In July 2015, Yaffed sent a letter to the Department of Education (DOE) signed by 52 yeshiva graduates and parents of current students identifying 39 yeshivas that are not compliant with this law. Following the letter, the DOE announced they were launching an investigation. Two years later, we are still waiting on a report and on any semblance of change within the yeshiva system.
While I had been given plenty of background information on the issue prior to working at Yaffed, I still had the mindset that the situation couldn’t be that bad. If it were, I reasoned, how could I, a Jewish person who grew up in New York City, have heard nothing about this issue? However, as the number of yeshiva graduates I spoke to grew, so did my realization that the situation was, in fact, that bad.

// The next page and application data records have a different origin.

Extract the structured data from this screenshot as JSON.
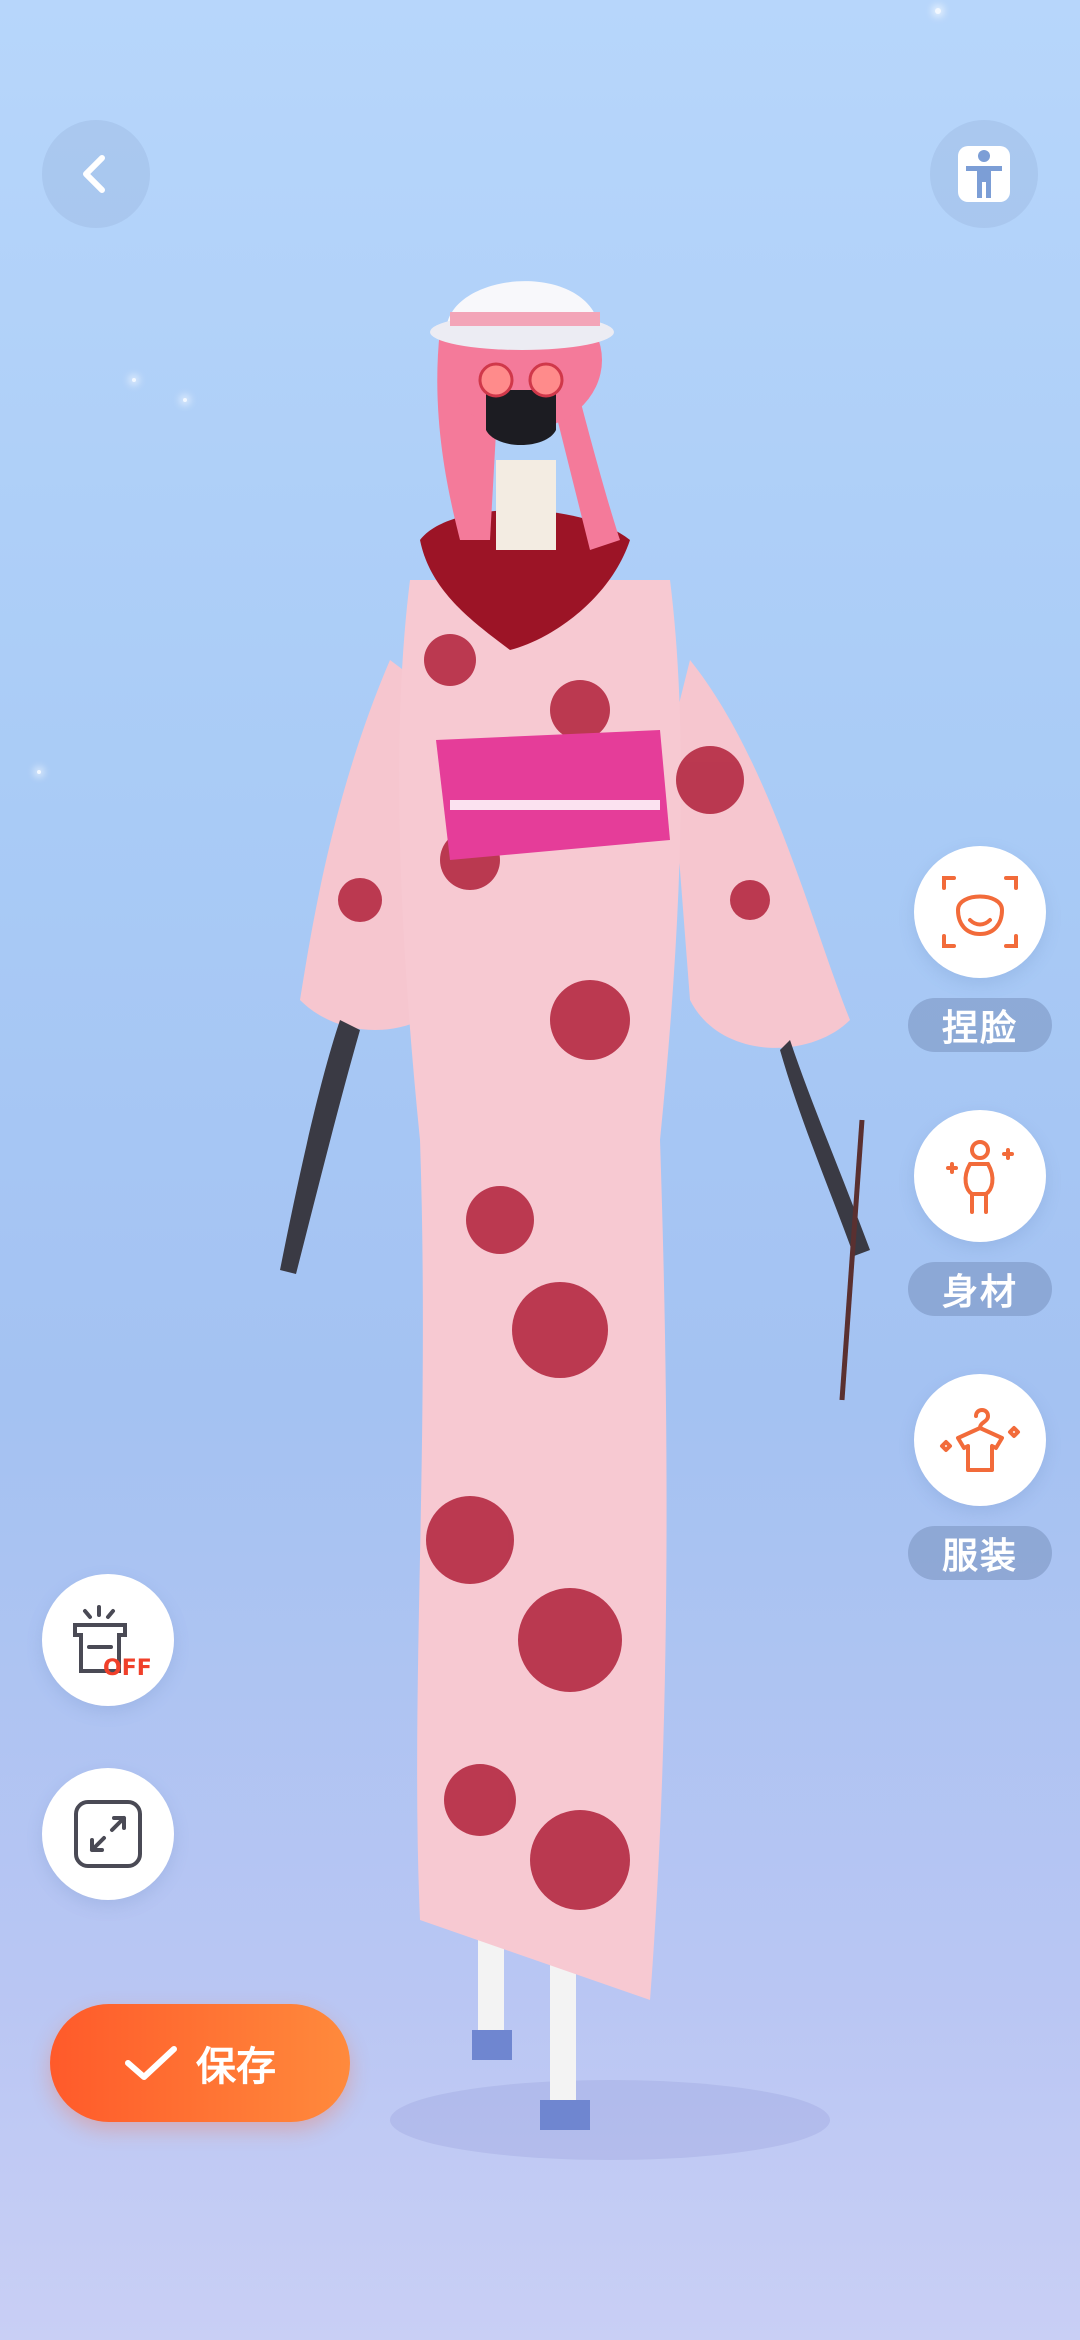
{
  "colors": {
    "accent": "#ff6a35",
    "icon_orange": "#f26b3a",
    "label_bg": "#7891be"
  },
  "top_bar": {
    "back_icon": "chevron-left-icon",
    "pose_icon": "standing-person-icon"
  },
  "side_menu": [
    {
      "icon": "face-icon",
      "label": "捏脸"
    },
    {
      "icon": "body-icon",
      "label": "身材"
    },
    {
      "icon": "clothes-hanger-icon",
      "label": "服装"
    }
  ],
  "left_tools": {
    "light_toggle_badge": "OFF",
    "light_toggle_icon": "lamp-off-icon",
    "fullscreen_icon": "expand-icon"
  },
  "save_button": {
    "label": "保存",
    "icon": "checkmark-icon"
  }
}
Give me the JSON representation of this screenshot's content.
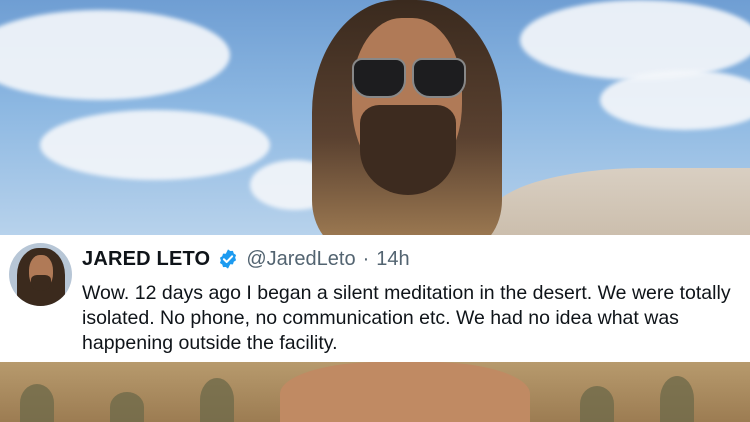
{
  "tweet": {
    "display_name": "JARED LETO",
    "handle": "@JaredLeto",
    "separator": "·",
    "time": "14h",
    "text": "Wow. 12 days ago I began a silent meditation in the desert. We were totally isolated. No phone, no communication etc. We had no idea what was happening outside the facility.",
    "verified_color": "#1d9bf0"
  },
  "colors": {
    "text_primary": "#0f1419",
    "text_secondary": "#536471",
    "card_background": "#ffffff"
  }
}
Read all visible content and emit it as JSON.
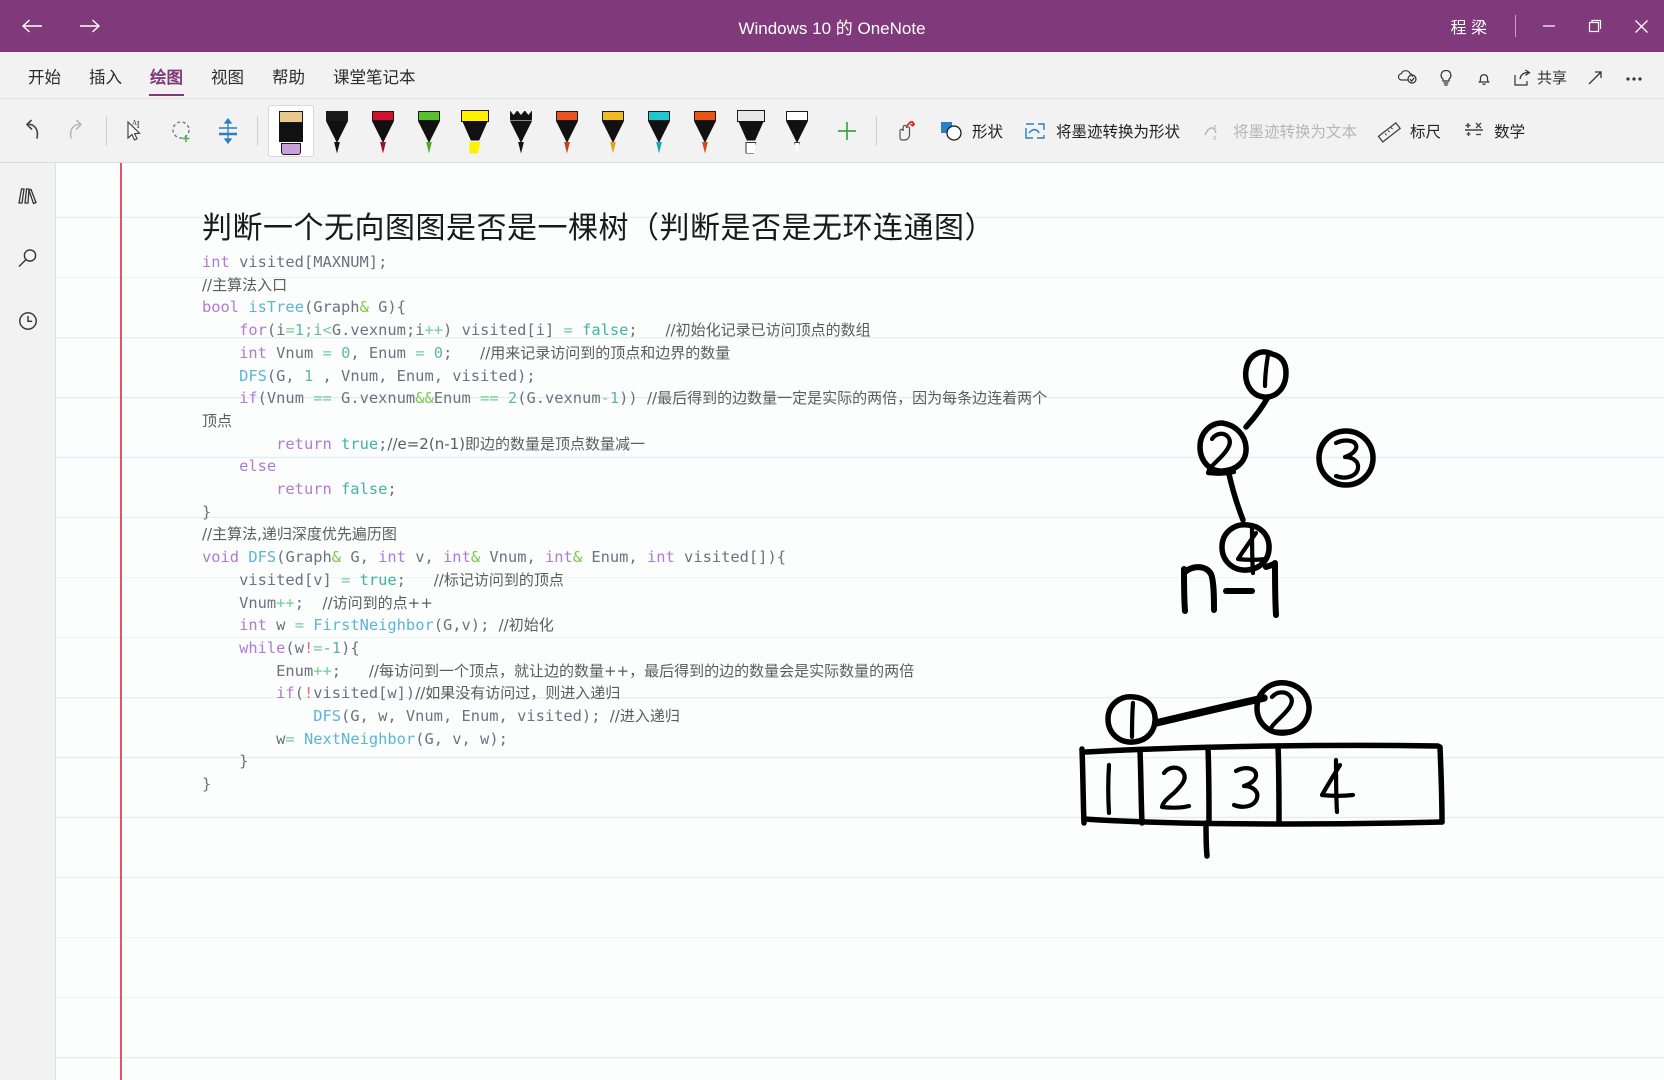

I spoke with a 24-year-old man still in the beginning stages of learning English, a 19-year-old who had to self-study for an entire summer to learn simple addition, subtraction, multiplication, and division, and a 20-year-old who had never written an essay in English before signing up for his GED class.
These stories shocked and horrified me. My Jewish education had taught me the importance of advocating for all people, but I began to think, where was this sense of ‘Tikkun Olam’ when it came to the education of Hasidic children? Why was no one talking about this?
After a few months on the job, I’ve come to realize that the Jewish community is divided into two groups when it comes to this issue. The first is those who are not aware of this problem, or those who are aware of the issue but not of its severity. Yaffed is the only organization working on this issue, so there is little information being circulated online surrounding the Hasidic education system. Furthermore, the lack of education within the Hasidic community makes it even harder for individuals affected by the yeshiva system to speak out and to inform the world of their situation. The second group is made up of leaders, namely of the Hasidic community, who are aware and are actually complicit in the perpetuation of the problem, and organizations and politicians who are aware but afraid to address the issue due to the power and influence of Hasidic leaders. While each group is different, they all have one thing in common: none of them are speaking up on behalf of the educational rights of Hasidic children.
It is time for all of this to change. To those unfamiliar with the issue of Hasidic education, or who are aware but don’t see it as urgent, it is time to get informed. Visit Yaffed’s website, listen to the stories of yeshiva graduates. From them, you will learn, like I did, that this problem is worse than you could have ever imagined. And to those who are aware of this issue but are afraid to speak up, it is time to put the wellbeing of Hasidic children first. Every year, thousands of Hasidic boys graduate yeshiva with an education that leaves them completely ill-equipped for life in the US. If we do not become informed, if we do not speak up, this will not change. Particularly given that the Hasidic community is the fastest growing segment of the Jewish population, this is poised to become one of the most pressing Jewish issues of our time.
This is where the wider Jewish community has the potential to make a difference. By being knowledgeable and passionate about this issue we can show up in support of this cause, educate others, and uplift the voices and stories of the Hasidic children and their families. It is time we step up and begin applying the concept of ‘Tikkun Olam’ to the entire Jewish community.
Kate Hirsch is a current intern for Young Advocates for Fair Education (Yaffed) in New York City. Yaffed is currently the only organization in America that advocates for the educational rights of Hasidic Children.